CAIRO (Reuters) - Turkey’s prime minister, an outspoken of critic of Israel, praised Egypt’s Islamist president, Mohamed Mursi, on Saturday for recalling his ambassador from Tel Aviv in response to Israeli attacks on Gaza.
Egypt, which in 1979 became the first Arab state to sign a peace treaty with Israel, recalled its envoy on Wednesday hours after Israel launched an air campaign on Gaza. Turkey withdrew its ambassador over a separate incident with Israel in 2010.
“Israel is using disproportionate force. (Israeli Prime Minister Benjamin) Netanyahu proceeds with these kinds of actions thanks to the international negligence,” Erdogan told an enthusiastic audience in a speech at Cairo University.
Israel’s declared aim is to deter Hamas in Gaza from launching cross-border rocket salvoes that have plagued southern Israel for years.
Many Egyptians, who toppled autocrat Hosni Mubarak in a popular uprising in 2011, look to Turkey as a model of how a government with Islamist leanings can deliver a strong economy and play an influential regional role.
“Raise your head up high, your are Egyptian,” chanted students and others in the hall that included officials and dignitaries. “Egypt and Turkey are hand-in-hand,” they chanted.
“I congratulate my brother Mursi who recalled the Egypt ambassador in Israel after recent incidents,” Erdogan said.
Ties between Israel and Turkey, once Israel’s only Muslim ally, crumbled after Israeli marines stormed an aid ship in 2010 to enforce a naval blockade of the Palestinian-run Gaza Strip. Nine Turks were killed in clashes with activists on board.
Turkey expelled Israel’s ambassador and froze military cooperation after a U.N. report into the incident released in September last year largely exonerated the Jewish state.

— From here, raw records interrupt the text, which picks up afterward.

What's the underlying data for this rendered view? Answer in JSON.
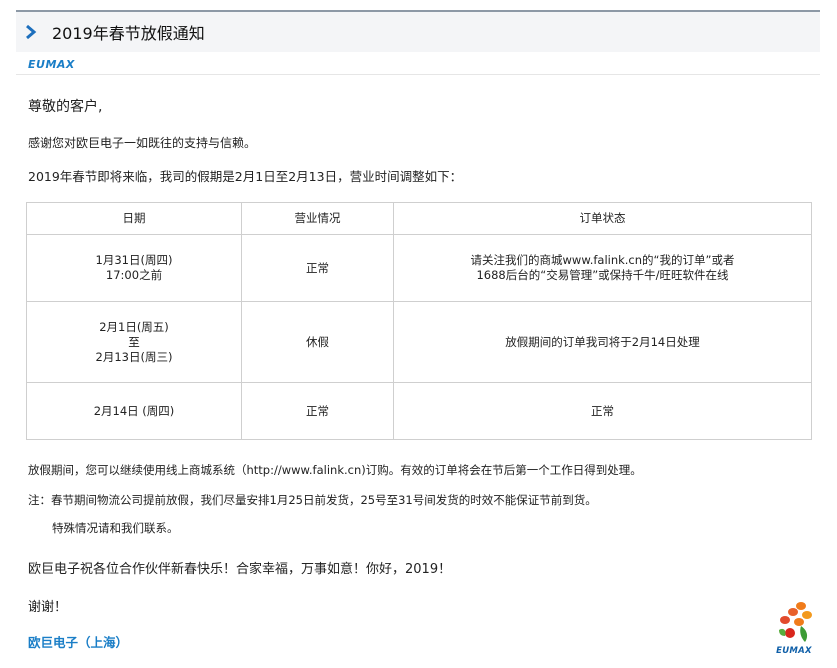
{
  "header": {
    "title": "2019年春节放假通知",
    "icon": "chevron-right-icon"
  },
  "brand": {
    "name": "EUMAX",
    "accent": "#1a7ec7"
  },
  "greeting": "尊敬的客户,",
  "thanks": "感谢您对欧巨电子一如既往的支持与信赖。",
  "intro": "2019年春节即将来临，我司的假期是2月1日至2月13日，营业时间调整如下：",
  "table": {
    "headers": [
      "日期",
      "营业情况",
      "订单状态"
    ],
    "rows": [
      {
        "date": [
          "1月31日(周四)",
          "17:00之前"
        ],
        "status": "正常",
        "order": [
          "请关注我们的商城www.falink.cn的“我的订单”或者",
          "1688后台的“交易管理”或保持千牛/旺旺软件在线"
        ]
      },
      {
        "date": [
          "2月1日(周五)",
          "至",
          "2月13日(周三)"
        ],
        "status": "休假",
        "order": [
          "放假期间的订单我司将于2月14日处理"
        ]
      },
      {
        "date": [
          "2月14日 (周四)"
        ],
        "status": "正常",
        "order": [
          "正常"
        ]
      }
    ]
  },
  "notes": [
    "放假期间，您可以继续使用线上商城系统（http://www.falink.cn)订购。有效的订单将会在节后第一个工作日得到处理。",
    "注：春节期间物流公司提前放假，我们尽量安排1月25日前发货，25号至31号间发货的时效不能保证节前到货。",
    "特殊情况请和我们联系。"
  ],
  "wish": "欧巨电子祝各位合作伙伴新春快乐！合家幸福，万事如意！你好，2019！",
  "closing": "谢谢！",
  "signature": "欧巨电子（上海）",
  "logo": {
    "text": "EUMAX",
    "icon": "flower-logo-icon"
  }
}
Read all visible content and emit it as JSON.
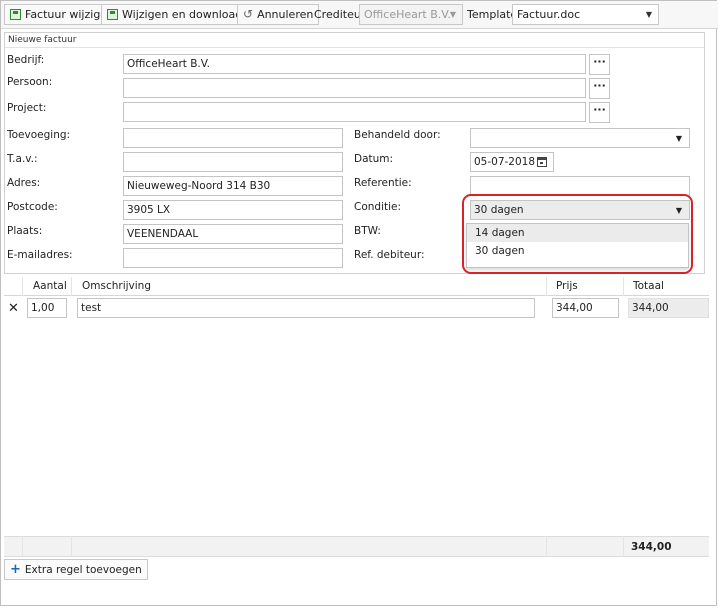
{
  "toolbar": {
    "save_label": "Factuur wijzigen",
    "save_download_label": "Wijzigen en downloaden",
    "cancel_label": "Annuleren",
    "crediteur_label": "Crediteur",
    "crediteur_value": "OfficeHeart B.V.",
    "template_label": "Template",
    "template_value": "Factuur.doc"
  },
  "panel": {
    "title": "Nieuwe factuur",
    "bedrijf_label": "Bedrijf:",
    "bedrijf_value": "OfficeHeart B.V.",
    "persoon_label": "Persoon:",
    "persoon_value": "",
    "project_label": "Project:",
    "project_value": "",
    "toevoeging_label": "Toevoeging:",
    "toevoeging_value": "",
    "tav_label": "T.a.v.:",
    "tav_value": "",
    "adres_label": "Adres:",
    "adres_value": "Nieuweweg-Noord 314 B30",
    "postcode_label": "Postcode:",
    "postcode_value": "3905 LX",
    "plaats_label": "Plaats:",
    "plaats_value": "VEENENDAAL",
    "email_label": "E-mailadres:",
    "email_value": "",
    "behandeld_label": "Behandeld door:",
    "behandeld_value": "",
    "datum_label": "Datum:",
    "datum_value": "05-07-2018",
    "referentie_label": "Referentie:",
    "referentie_value": "",
    "conditie_label": "Conditie:",
    "conditie_value": "30 dagen",
    "conditie_options": [
      "14 dagen",
      "30 dagen"
    ],
    "btw_label": "BTW:",
    "refdeb_label": "Ref. debiteur:"
  },
  "lines": {
    "headers": {
      "aantal": "Aantal",
      "omschrijving": "Omschrijving",
      "prijs": "Prijs",
      "totaal": "Totaal"
    },
    "rows": [
      {
        "aantal": "1,00",
        "omschrijving": "test",
        "prijs": "344,00",
        "totaal": "344,00"
      }
    ],
    "grand_total": "344,00",
    "add_label": "Extra regel toevoegen"
  },
  "colors": {
    "highlight": "#d9222a",
    "accent_blue": "#1a66b8",
    "save_green": "#2d8a2d"
  }
}
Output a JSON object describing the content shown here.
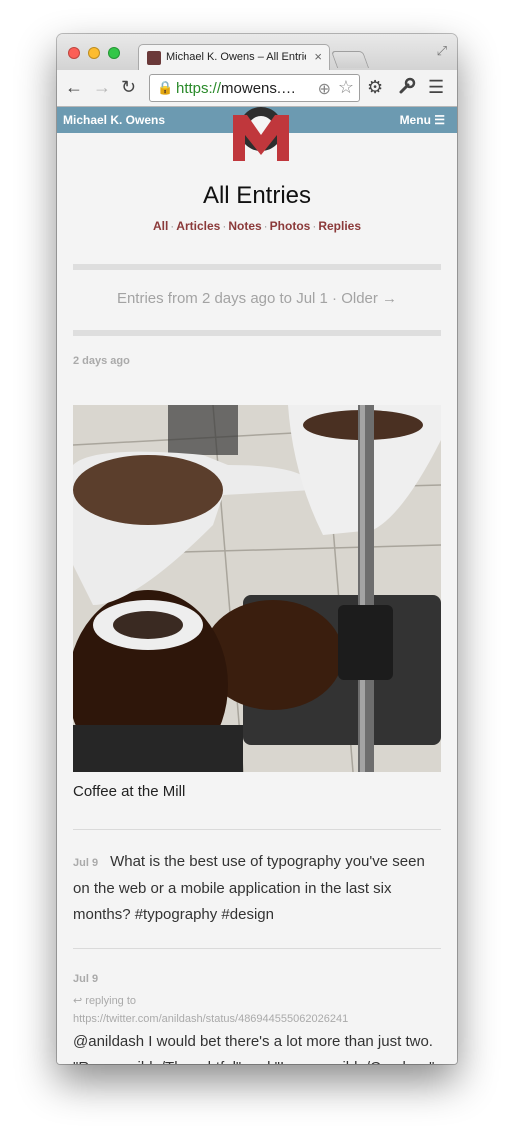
{
  "browser": {
    "tab_title": "Michael K. Owens – All Entries",
    "tab_close": "×",
    "url_scheme": "https://",
    "url_rest": "mowens.…",
    "icons": [
      "back-icon",
      "forward-icon",
      "reload-icon",
      "lock-icon",
      "location-target-icon",
      "bookmark-star-icon",
      "gear-icon",
      "wrench-icon",
      "hamburger-menu-icon",
      "fullscreen-icon"
    ]
  },
  "site": {
    "name": "Michael K. Owens",
    "menu_label": "Menu",
    "bar_color": "#6c9ab1",
    "accent_color": "#8b3a3a"
  },
  "page": {
    "title": "All Entries",
    "filters": [
      "All",
      "Articles",
      "Notes",
      "Photos",
      "Replies"
    ],
    "filter_separator": "·",
    "pager": "Entries from 2 days ago to Jul 1 · Older →"
  },
  "entries": {
    "photo": {
      "date": "2 days ago",
      "caption": "Coffee at the Mill"
    },
    "note": {
      "date": "Jul 9",
      "text": "What is the best use of typography you've seen on the web or a mobile application in the last six months? #typography #design"
    },
    "reply": {
      "date": "Jul 9",
      "replying_label": "replying to",
      "replying_url": "https://twitter.com/anildash/status/486944555062026241",
      "text": "@anildash I would bet there's a lot more than just two. \"Responsible/Thoughtful\" and \"Irresponsible/Careless\" are too limited in scope."
    }
  }
}
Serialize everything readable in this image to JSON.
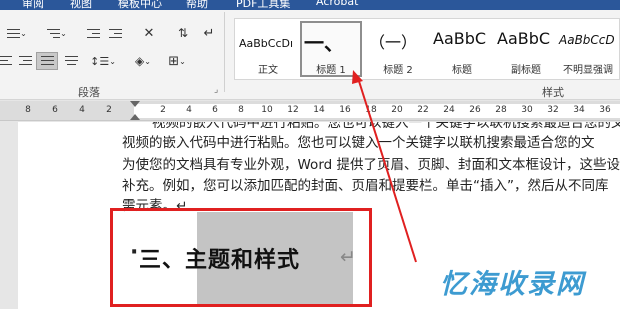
{
  "ribbon_tabs": [
    "审阅",
    "视图",
    "模板中心",
    "帮助",
    "PDF工具集",
    "Acrobat"
  ],
  "ribbon": {
    "paragraph_group_label": "段落",
    "styles_group_label": "样式",
    "styles": [
      {
        "sample": "AaBbCcDı",
        "name": "正文",
        "selected": false
      },
      {
        "sample": "一、",
        "name": "标题 1",
        "selected": true
      },
      {
        "sample": "（一）",
        "name": "标题 2",
        "selected": false
      },
      {
        "sample": "AaBbC",
        "name": "标题",
        "selected": false
      },
      {
        "sample": "AaBbC",
        "name": "副标题",
        "selected": false
      },
      {
        "sample": "AaBbCcD",
        "name": "不明显强调",
        "selected": false
      }
    ]
  },
  "ruler": {
    "gray_numbers": [
      "8",
      "6",
      "4",
      "2"
    ],
    "white_numbers": [
      "2",
      "4",
      "6",
      "8",
      "10",
      "12",
      "14",
      "16",
      "18",
      "20",
      "22",
      "24",
      "26",
      "28",
      "30",
      "32",
      "34",
      "36",
      "38",
      "40"
    ]
  },
  "document": {
    "lines": [
      "视频的嵌入代码中进行粘贴。您也可以键入一个关键字以联机搜索最适合您的文",
      "为使您的文档具有专业外观，Word 提供了页眉、页脚、封面和文本框设计，这些设",
      "补充。例如，您可以添加匹配的封面、页眉和提要栏。单击“插入”，然后从不同库",
      "需元素。↵"
    ],
    "heading_bullet": "·",
    "heading": "三、主题和样式",
    "paragraph_mark": "↵"
  },
  "watermark": "忆海收录网",
  "colors": {
    "annotation_red": "#e02020",
    "ribbon_blue": "#2b579a",
    "watermark_blue": "#3d9bd1"
  }
}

“Turkey will continue to fight before the international community for our Palestinian brothers,” Erdogan said. “I congratulate Egypt’s youth and people for your revolution.”
The prime minister also repeated his call for an end to the rule of Syrian President Bashar al-Assad, who used his army to try to crush what began as peaceful protests and has now morphed into a civil war.
“We will continue to take steps with Egypt about the Syria crisis,” Erdogan said.
Mursi has sought to set up a regional group on Syria that comprises Egypt, Turkey and Saudi Arabia - all opposed to Assad - with Iran, which is the Syrian president’s staunch ally. After a preparatory meeting, Saudi Arabia has stayed away.
The Turkish prime minister also repeated that Turkey was ready for closer business ties with Egypt, whose economy has been pummeled by the turmoil that followed Mubarak’s overthrow.
Additional reporting by Seltem Iyigun in Istanbul; Writing by Edmund Blair; Editing by Alison Williams